**Exercise requirements:**
Render every entry verbatim.

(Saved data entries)
——

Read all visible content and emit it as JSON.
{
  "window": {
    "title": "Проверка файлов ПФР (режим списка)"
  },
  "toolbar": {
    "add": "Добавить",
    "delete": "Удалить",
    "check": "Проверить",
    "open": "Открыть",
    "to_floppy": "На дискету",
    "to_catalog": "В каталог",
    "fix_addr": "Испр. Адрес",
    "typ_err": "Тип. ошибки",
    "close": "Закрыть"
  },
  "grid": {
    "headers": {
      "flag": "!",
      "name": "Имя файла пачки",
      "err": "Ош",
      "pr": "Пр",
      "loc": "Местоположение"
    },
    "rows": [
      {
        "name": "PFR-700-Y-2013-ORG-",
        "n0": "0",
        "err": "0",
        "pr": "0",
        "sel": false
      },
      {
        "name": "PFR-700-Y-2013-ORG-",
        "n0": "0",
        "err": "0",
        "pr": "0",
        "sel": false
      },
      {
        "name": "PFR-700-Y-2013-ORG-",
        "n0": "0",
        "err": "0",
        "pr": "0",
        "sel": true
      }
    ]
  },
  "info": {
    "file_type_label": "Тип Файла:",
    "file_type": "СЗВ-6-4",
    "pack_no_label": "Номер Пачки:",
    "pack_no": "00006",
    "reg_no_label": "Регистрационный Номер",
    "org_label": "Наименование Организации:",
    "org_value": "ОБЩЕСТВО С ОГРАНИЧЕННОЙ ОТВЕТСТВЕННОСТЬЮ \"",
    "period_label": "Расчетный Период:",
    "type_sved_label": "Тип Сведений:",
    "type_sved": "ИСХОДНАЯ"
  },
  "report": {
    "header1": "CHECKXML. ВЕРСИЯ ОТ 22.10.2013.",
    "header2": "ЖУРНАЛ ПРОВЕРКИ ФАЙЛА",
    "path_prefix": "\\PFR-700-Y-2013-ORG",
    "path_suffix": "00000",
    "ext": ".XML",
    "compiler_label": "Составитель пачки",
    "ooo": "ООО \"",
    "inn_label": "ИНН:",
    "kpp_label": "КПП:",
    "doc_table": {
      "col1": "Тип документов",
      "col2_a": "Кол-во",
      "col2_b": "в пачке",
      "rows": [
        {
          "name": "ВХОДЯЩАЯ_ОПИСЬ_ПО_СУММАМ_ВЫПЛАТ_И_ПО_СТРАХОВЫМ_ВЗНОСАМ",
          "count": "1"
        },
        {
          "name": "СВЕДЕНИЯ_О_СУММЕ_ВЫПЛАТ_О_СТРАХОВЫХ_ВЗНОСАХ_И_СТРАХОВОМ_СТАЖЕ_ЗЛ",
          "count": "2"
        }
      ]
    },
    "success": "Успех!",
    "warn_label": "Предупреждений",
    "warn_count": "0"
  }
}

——

**Solution for this task:**
Read all visible content and emit it as JSON.
{
  "window": {
    "title": "Проверка файлов ПФР (режим списка)"
  },
  "toolbar": {
    "add": "Добавить",
    "delete": "Удалить",
    "check": "Проверить",
    "open": "Открыть",
    "to_floppy": "На дискету",
    "to_catalog": "В каталог",
    "fix_addr": "Испр. Адрес",
    "typ_err": "Тип. ошибки",
    "close": "Закрыть"
  },
  "grid": {
    "headers": {
      "flag": "!",
      "name": "Имя файла пачки",
      "err": "Ош",
      "pr": "Пр",
      "loc": "Местоположение"
    },
    "rows": [
      {
        "name": "PFR-700-Y-2013-ORG-",
        "n0": "0",
        "err": "0",
        "pr": "0",
        "sel": false
      },
      {
        "name": "PFR-700-Y-2013-ORG-",
        "n0": "0",
        "err": "0",
        "pr": "0",
        "sel": false
      },
      {
        "name": "PFR-700-Y-2013-ORG-",
        "n0": "0",
        "err": "0",
        "pr": "0",
        "sel": true
      }
    ]
  },
  "info": {
    "file_type_label": "Тип Файла:",
    "file_type": "СЗВ-6-4",
    "pack_no_label": "Номер Пачки:",
    "pack_no": "00006",
    "reg_no_label": "Регистрационный Номер",
    "org_label": "Наименование Организации:",
    "org_value": "ОБЩЕСТВО С ОГРАНИЧЕННОЙ ОТВЕТСТВЕННОСТЬЮ \"",
    "period_label": "Расчетный Период:",
    "type_sved_label": "Тип Сведений:",
    "type_sved": "ИСХОДНАЯ"
  },
  "report": {
    "header1": "CHECKXML. ВЕРСИЯ ОТ 22.10.2013.",
    "header2": "ЖУРНАЛ ПРОВЕРКИ ФАЙЛА",
    "path_prefix": "\\PFR-700-Y-2013-ORG",
    "path_suffix": "00000",
    "ext": ".XML",
    "compiler_label": "Составитель пачки",
    "ooo": "ООО \"",
    "inn_label": "ИНН:",
    "kpp_label": "КПП:",
    "doc_table": {
      "col1": "Тип документов",
      "col2_a": "Кол-во",
      "col2_b": "в пачке",
      "rows": [
        {
          "name": "ВХОДЯЩАЯ_ОПИСЬ_ПО_СУММАМ_ВЫПЛАТ_И_ПО_СТРАХОВЫМ_ВЗНОСАМ",
          "count": "1"
        },
        {
          "name": "СВЕДЕНИЯ_О_СУММЕ_ВЫПЛАТ_О_СТРАХОВЫХ_ВЗНОСАХ_И_СТРАХОВОМ_СТАЖЕ_ЗЛ",
          "count": "2"
        }
      ]
    },
    "success": "Успех!",
    "warn_label": "Предупреждений",
    "warn_count": "0"
  }
}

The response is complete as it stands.